Drawing deeply from its industrial, pop and classic rock influences and spangled with flourishes of keyboards, electronica and even flamenco, Chinese Democracy fitted awkwardly into the GN’R canon, no doubt, but only in that it is really an Axl Rose solo album in all but name. And, as such, was a masterwork of its type, towering over the Velvet Revolver albums, barely able to register such specs of dust as whatever Loaded or the Juju Hounds may have been up to these long gone years, it soared so much higher than they.
Thematically, Axl had tapped back into the jagged vulnerability, sneering resentment and embattled paranoia that dominated Use Your Illusion. Mighty salvos like ‘Riad N’ The Bedouins’ and ‘Scraped’ deliberately harked back to the pugnacity and wild abandon of the band’s early works, though what Axl meant exactly with lines like ‘Blame it on the Falun Gong’, from the aggressively romping title track was anybody’s guess.
Described as ‘a Chinese spiritual practice that combines meditation and qigong exercises with a moral philosophy centered on the tenets of truthfulness, compassion and forbearance’, it seems an odd addition to verses otherwise powered by words like ‘hate’, ‘iron fist’, ‘hell’ and ‘masturbation’. Perhaps Axl was merely applying a bit of yin to his yang?
It hardly mattered.
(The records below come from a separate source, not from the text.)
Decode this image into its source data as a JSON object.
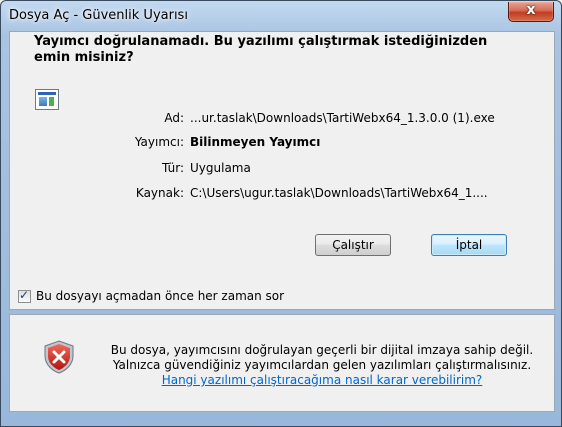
{
  "window": {
    "title": "Dosya Aç - Güvenlik Uyarısı",
    "close_label": "x"
  },
  "dialog": {
    "headline": "Yayımcı doğrulanamadı. Bu yazılımı çalıştırmak istediğinizden emin misiniz?",
    "fields": [
      {
        "label": "Ad:",
        "value": "...ur.taslak\\Downloads\\TartiWebx64_1.3.0.0 (1).exe"
      },
      {
        "label": "Yayımcı:",
        "value": "Bilinmeyen Yayımcı"
      },
      {
        "label": "Tür:",
        "value": "Uygulama"
      },
      {
        "label": "Kaynak:",
        "value": "C:\\Users\\ugur.taslak\\Downloads\\TartiWebx64_1...."
      }
    ],
    "run_button": "Çalıştır",
    "cancel_button": "İptal",
    "always_ask_checkbox": {
      "label": "Bu dosyayı açmadan önce her zaman sor",
      "checked": true
    }
  },
  "warning": {
    "line1": "Bu dosya, yayımcısını doğrulayan geçerli bir dijital imzaya sahip değil.",
    "line2": "Yalnızca güvendiğiniz yayımcılardan gelen yazılımları çalıştırmalısınız.",
    "link": "Hangi yazılımı çalıştıracağıma nasıl karar verebilirim?"
  },
  "icons": {
    "file": "application-file-icon",
    "shield": "security-shield-icon",
    "close": "close-icon"
  },
  "colors": {
    "link": "#0066cc",
    "shield_red": "#d4231b"
  }
}
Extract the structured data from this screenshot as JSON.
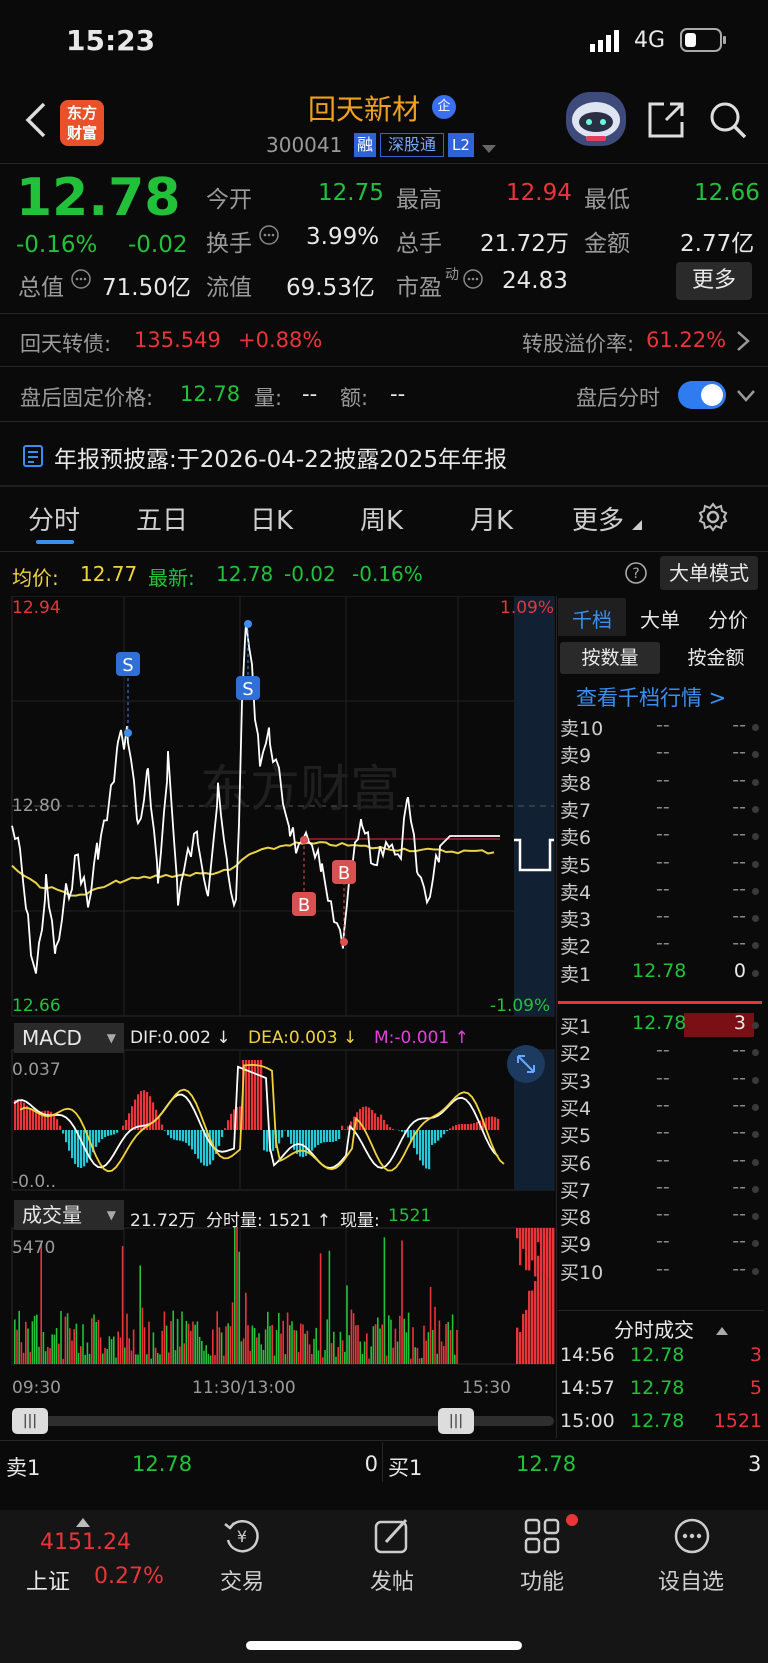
{
  "status": {
    "time": "15:23",
    "network": "4G"
  },
  "header": {
    "logo_line1": "东方",
    "logo_line2": "财富",
    "stock_name": "回天新材",
    "tag_qi": "企",
    "code": "300041",
    "tag_rong": "融",
    "tag_sgt": "深股通",
    "tag_l2": "L2"
  },
  "quote": {
    "price": "12.78",
    "pct": "-0.16%",
    "chg": "-0.02",
    "open_l": "今开",
    "open": "12.75",
    "high_l": "最高",
    "high": "12.94",
    "low_l": "最低",
    "low": "12.66",
    "turnover_l": "换手",
    "turnover": "3.99%",
    "vol_l": "总手",
    "vol": "21.72万",
    "amount_l": "金额",
    "amount": "2.77亿",
    "mcap_l": "总值",
    "mcap": "71.50亿",
    "fmcap_l": "流值",
    "fmcap": "69.53亿",
    "pe_l": "市盈",
    "pe_sup": "动",
    "pe": "24.83",
    "more": "更多"
  },
  "bond": {
    "name": "回天转债:",
    "price": "135.549",
    "pct": "+0.88%",
    "premium_l": "转股溢价率:",
    "premium": "61.22%"
  },
  "after": {
    "label": "盘后固定价格:",
    "price": "12.78",
    "vol_l": "量:",
    "vol": "--",
    "amt_l": "额:",
    "amt": "--",
    "switch_l": "盘后分时"
  },
  "notice": {
    "text": "年报预披露:于2026-04-22披露2025年年报"
  },
  "tabs": [
    "分时",
    "五日",
    "日K",
    "周K",
    "月K",
    "更多"
  ],
  "info": {
    "avg_l": "均价:",
    "avg": "12.77",
    "latest_l": "最新:",
    "latest": "12.78",
    "chg": "-0.02",
    "pct": "-0.16%",
    "bigorder": "大单模式"
  },
  "chart_axes": {
    "top": "12.94",
    "mid": "12.80",
    "bottom": "12.66",
    "top_pct": "1.09%",
    "bottom_pct": "-1.09%",
    "t0": "09:30",
    "t1": "11:30/13:00",
    "t2": "15:30",
    "watermark": "东方财富",
    "sig_s": "S",
    "sig_b": "B"
  },
  "macd": {
    "label": "MACD",
    "dif": "DIF:0.002 ↓",
    "dea": "DEA:0.003 ↓",
    "m": "M:-0.001 ↑",
    "top": "0.037",
    "bottom": "-0.0.."
  },
  "volume": {
    "label": "成交量",
    "total": "21.72万",
    "min_vol": "分时量: 1521 ↑",
    "cur_l": "现量:",
    "cur": "1521",
    "top": "5470"
  },
  "orderbook": {
    "tabs": [
      "千档",
      "大单",
      "分价"
    ],
    "sub": [
      "按数量",
      "按金额"
    ],
    "link": "查看千档行情 >",
    "sells": [
      [
        "卖10",
        "--",
        "--"
      ],
      [
        "卖9",
        "--",
        "--"
      ],
      [
        "卖8",
        "--",
        "--"
      ],
      [
        "卖7",
        "--",
        "--"
      ],
      [
        "卖6",
        "--",
        "--"
      ],
      [
        "卖5",
        "--",
        "--"
      ],
      [
        "卖4",
        "--",
        "--"
      ],
      [
        "卖3",
        "--",
        "--"
      ],
      [
        "卖2",
        "--",
        "--"
      ],
      [
        "卖1",
        "12.78",
        "0"
      ]
    ],
    "buys": [
      [
        "买1",
        "12.78",
        "3"
      ],
      [
        "买2",
        "--",
        "--"
      ],
      [
        "买3",
        "--",
        "--"
      ],
      [
        "买4",
        "--",
        "--"
      ],
      [
        "买5",
        "--",
        "--"
      ],
      [
        "买6",
        "--",
        "--"
      ],
      [
        "买7",
        "--",
        "--"
      ],
      [
        "买8",
        "--",
        "--"
      ],
      [
        "买9",
        "--",
        "--"
      ],
      [
        "买10",
        "--",
        "--"
      ]
    ],
    "trades_title": "分时成交",
    "trades": [
      [
        "14:56",
        "12.78",
        "3"
      ],
      [
        "14:57",
        "12.78",
        "5"
      ],
      [
        "15:00",
        "12.78",
        "1521"
      ]
    ]
  },
  "bottom_quote": {
    "sell_l": "卖1",
    "sell_p": "12.78",
    "sell_v": "0",
    "buy_l": "买1",
    "buy_p": "12.78",
    "buy_v": "3"
  },
  "nav": {
    "index_val": "4151.24",
    "index_name": "上证",
    "index_pct": "0.27%",
    "items": [
      "交易",
      "发帖",
      "功能",
      "设自选"
    ]
  },
  "colors": {
    "up": "#e9343a",
    "down": "#22c13a",
    "avg": "#f0d23a",
    "accent": "#3b8ef0"
  }
}
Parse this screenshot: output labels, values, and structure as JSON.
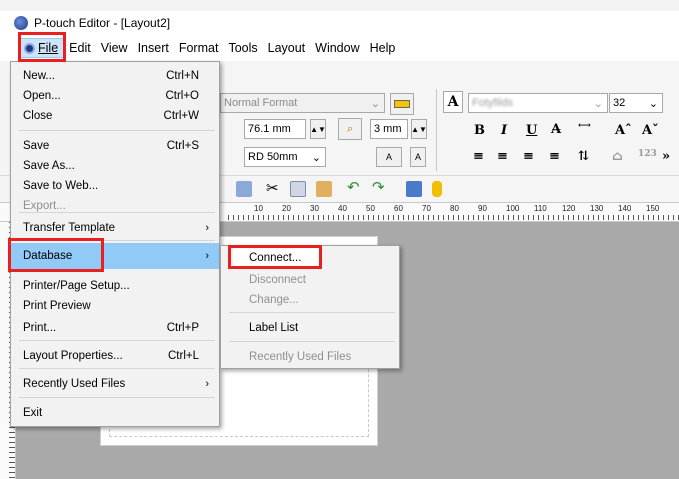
{
  "window": {
    "title": "P-touch Editor - [Layout2]"
  },
  "menubar": [
    {
      "label": "File",
      "active": true
    },
    {
      "label": "Edit"
    },
    {
      "label": "View"
    },
    {
      "label": "Insert"
    },
    {
      "label": "Format"
    },
    {
      "label": "Tools"
    },
    {
      "label": "Layout"
    },
    {
      "label": "Window"
    },
    {
      "label": "Help"
    }
  ],
  "ribbon": {
    "format_select": "Normal Format",
    "width_value": "76.1 mm",
    "margin_value": "3 mm",
    "tape_select": "RD 50mm",
    "font_name": "Fotyfilds",
    "font_size": "32",
    "bold": "B",
    "italic": "I",
    "underline": "U"
  },
  "ruler_numbers": [
    "10",
    "20",
    "30",
    "40",
    "50",
    "60",
    "70",
    "80",
    "90",
    "100",
    "110",
    "120",
    "130",
    "140",
    "150"
  ],
  "file_menu": {
    "items": [
      {
        "label": "New...",
        "shortcut": "Ctrl+N"
      },
      {
        "label": "Open...",
        "shortcut": "Ctrl+O"
      },
      {
        "label": "Close",
        "shortcut": "Ctrl+W"
      },
      {
        "label": "Save",
        "shortcut": "Ctrl+S"
      },
      {
        "label": "Save As...",
        "shortcut": ""
      },
      {
        "label": "Save to Web...",
        "shortcut": ""
      },
      {
        "label": "Export...",
        "shortcut": "",
        "disabled": true
      },
      {
        "label": "Transfer Template",
        "shortcut": "",
        "submenu": true
      },
      {
        "label": "Database",
        "shortcut": "",
        "submenu": true,
        "highlight": true
      },
      {
        "label": "Printer/Page Setup...",
        "shortcut": ""
      },
      {
        "label": "Print Preview",
        "shortcut": ""
      },
      {
        "label": "Print...",
        "shortcut": "Ctrl+P"
      },
      {
        "label": "Layout Properties...",
        "shortcut": "Ctrl+L"
      },
      {
        "label": "Recently Used Files",
        "shortcut": "",
        "submenu": true
      },
      {
        "label": "Exit",
        "shortcut": ""
      }
    ]
  },
  "database_menu": {
    "items": [
      {
        "label": "Connect...",
        "disabled": false
      },
      {
        "label": "Disconnect",
        "disabled": true
      },
      {
        "label": "Change...",
        "disabled": true
      },
      {
        "label": "Label List",
        "disabled": false
      },
      {
        "label": "Recently Used Files",
        "disabled": true
      }
    ]
  },
  "colors": {
    "highlight": "#91c9f7",
    "annotation_red": "#e8201f"
  }
}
Not when placed in the context of meatier fare such as ‘There Was A Time’ – with a breathtaking build-up that eclipses the song’s hopelessly puerile acronym – and the poppy tunefulness of ‘Catcher In The Rye’ revealed a provocative cinematic vision tailor-made for the new generation of ear-bud listeners.
Nevertheless Chinese Democracy was confounding for those who had been chomping at the bit to pass judgment on it; for many, it became a creeper album that divulged new secrets with each progressive listen. For others it was a mystery wrapped within a mania. Compared to historically similar overworked classics it yielded no obvious hits. When, in 1976, Fleetwood Mac had entered the studio with unlimited time and money at their disposal they emerged a year later with Rumours, one of the best-selling records in history.
This though was different. Notoriously averse to speaking with the media, Axl granted an interview to Jonathan Cohen of Billboard magazine in February, 2009, in which the singer explained the album’s withering delay with a now familiar raft of excuses. “There aren’t too many issues of the hundreds [we ran into] that happened as quickly as anyone would have preferred, from building my studio; finding the right players; never did find a producer; still don’t have real record company involvement or support; to getting it out and mixed and mastered.”
In short, everybody’s fault but Axl’s. Didn’t he already have the right ‘players’ in Slash, Duff, Izzy and Matt? But that was a stupid question. Axl also expressed satisfaction with the final product while seeming to address criticisms that perhaps the original GN’R line-up might have put the album out more quickly, by pointing out, “It’s the right record and I couldn’t ask for more in that regard. Could have been a more enjoyable journey, but it’s there now. The art comes first. It dictates if not the course [then] the destination artistically.
“For me, once the real accompanying artwork is there with a few videos and some touring, the package was achieved and delivered. And to do so at this level in terms of quality, both artistic and performance-wise, both on record and live, is something that’s a miracle at minimum and something that wouldn’t have happened, no matter how anyone tries to convince others, with old Guns, regardless of anyone’s intentions. It was just as ugly in old Guns, regardless of our success.”